What happens when you give birth?

What happens when you give birth?

After the placenta is delivered, uterine contractions close off the open blood vessels where the placenta was attached. You may feel cramps, known as afterpains, as this happens. For the first couple of days after giving birth, you’ll be able to feel the top of your uterus in the area of your belly button.

What to expect when giving birth? If you decide to have a natural childbirth (delivery without pain medication), you’ll feel all types of sensations. The two sensations you’ll experience the most are pain and pressure. When you begin to push, some of the pressure will be relieved.

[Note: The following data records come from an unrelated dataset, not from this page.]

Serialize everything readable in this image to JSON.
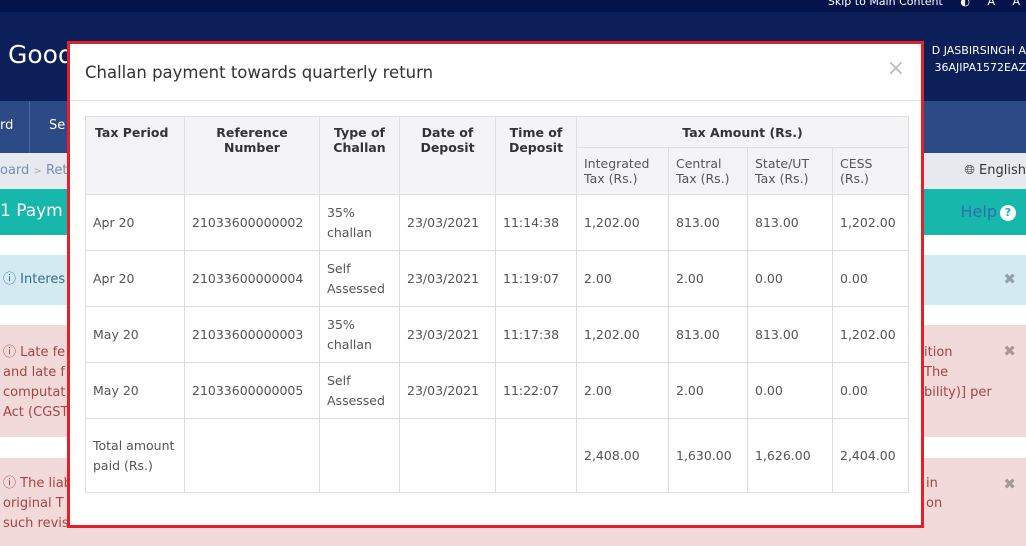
{
  "topbar": {
    "skip_link": "Skip to Main Content",
    "a_minus": "A",
    "a_plus": "A"
  },
  "header": {
    "site_title": "Goods and Services Tax",
    "user_name": "D JASBIRSINGH A",
    "gstin": "36AJIPA1572EAZ"
  },
  "nav": {
    "items": [
      "rd",
      "Se"
    ]
  },
  "breadcrumb": {
    "text": "oard",
    "separator": ">",
    "next": "Ret",
    "language": "English"
  },
  "page": {
    "title": "1 Paym",
    "help_label": "Help"
  },
  "alerts": [
    {
      "type": "info",
      "text": "Interes",
      "right_text": ""
    },
    {
      "type": "danger",
      "lines": [
        "Late fe",
        "and late f",
        "computat",
        "Act (CGST"
      ],
      "right_lines": [
        "ition",
        "The",
        "bility)] per"
      ]
    },
    {
      "type": "danger",
      "lines": [
        "The liab",
        "original T",
        "such revis"
      ],
      "right_lines": [
        "in",
        "on"
      ]
    }
  ],
  "modal": {
    "title": "Challan payment towards quarterly return",
    "close_label": "×",
    "table": {
      "headers": {
        "tax_period": "Tax Period",
        "reference_number": "Reference Number",
        "type_of_challan": "Type of Challan",
        "date_of_deposit": "Date of Deposit",
        "time_of_deposit": "Time of Deposit",
        "tax_amount": "Tax Amount (Rs.)",
        "integrated": "Integrated Tax (Rs.)",
        "central": "Central Tax (Rs.)",
        "state_ut": "State/UT Tax (Rs.)",
        "cess": "CESS (Rs.)"
      },
      "rows": [
        {
          "tax_period": "Apr 20",
          "reference": "21033600000002",
          "type": "35% challan",
          "date": "23/03/2021",
          "time": "11:14:38",
          "integrated": "1,202.00",
          "central": "813.00",
          "state_ut": "813.00",
          "cess": "1,202.00"
        },
        {
          "tax_period": "Apr 20",
          "reference": "21033600000004",
          "type": "Self Assessed",
          "date": "23/03/2021",
          "time": "11:19:07",
          "integrated": "2.00",
          "central": "2.00",
          "state_ut": "0.00",
          "cess": "0.00"
        },
        {
          "tax_period": "May 20",
          "reference": "21033600000003",
          "type": "35% challan",
          "date": "23/03/2021",
          "time": "11:17:38",
          "integrated": "1,202.00",
          "central": "813.00",
          "state_ut": "813.00",
          "cess": "1,202.00"
        },
        {
          "tax_period": "May 20",
          "reference": "21033600000005",
          "type": "Self Assessed",
          "date": "23/03/2021",
          "time": "11:22:07",
          "integrated": "2.00",
          "central": "2.00",
          "state_ut": "0.00",
          "cess": "0.00"
        }
      ],
      "total": {
        "label": "Total amount paid (Rs.)",
        "integrated": "2,408.00",
        "central": "1,630.00",
        "state_ut": "1,626.00",
        "cess": "2,404.00"
      }
    }
  },
  "colors": {
    "modal_border": "#e2222a",
    "header_bg": "#0c1f59",
    "nav_bg": "#2c4a86",
    "teal_bar": "#17b8ab",
    "danger_bg": "#f2dadb",
    "info_bg": "#d3eaf3"
  }
}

How do you deliver a baby at home? Here’s how to prepare for delivering your baby at home. Supplies you’ll need: A cell phone. Another adult to help (if possible) Clean towels. A chair to place at the end of the bed to act as a footrest.

How do you give birth to a baby? Push the baby through the birth canal. The force of your pushing, combined with your contractions, will move your baby from the uterus into the birth canal. At this point, your attendant may be able to see the baby’s head. This is called crowning – you can use a mirror to see it yourself.

What starts labor in pregnancy? In a pregnancy that is progressing normally, your body and your baby’s secrete the hormone oxytocin, triggering labor. This starts contractions and preps your cervix by thinning and softening it.

What to expect in labor and delivery?

What to expect in labor and delivery? What to Expect when you arrive at the Hospital. When you arrive in labor and delivery, a nurse will check your blood pressure, temperature, may obtain both blood and urine samples, and place devices on your abdomen that monitor the baby’s heart rate and your contractions.

What happens after giving birth? After giving birth, hormone levels will also gradually return to normal. Women may see a clearing of the skin, evening of skin tone, and reduction in swelling soon after the baby is born. Weight loss is also common, but there should not be caloric restriction or exercise for at least six weeks after giving birth.

What to expect during childbirth? Your baby’s head crowns when the widest part of it reaches the vaginal opening. As soon as your baby’s head comes out, your doctor will suction amniotic fluid, blood, and mucus from his or her nose and mouth. You will continue to push to help deliver the baby’s shoulders and body.

What to expect for labor? When labor starts, you can expect regular contractions that last for about 30 to 45 seconds. Your contractions might feel like a backache or a strong menstrual cramp. At first, the contractions may be mild and as much as 30 minutes apart.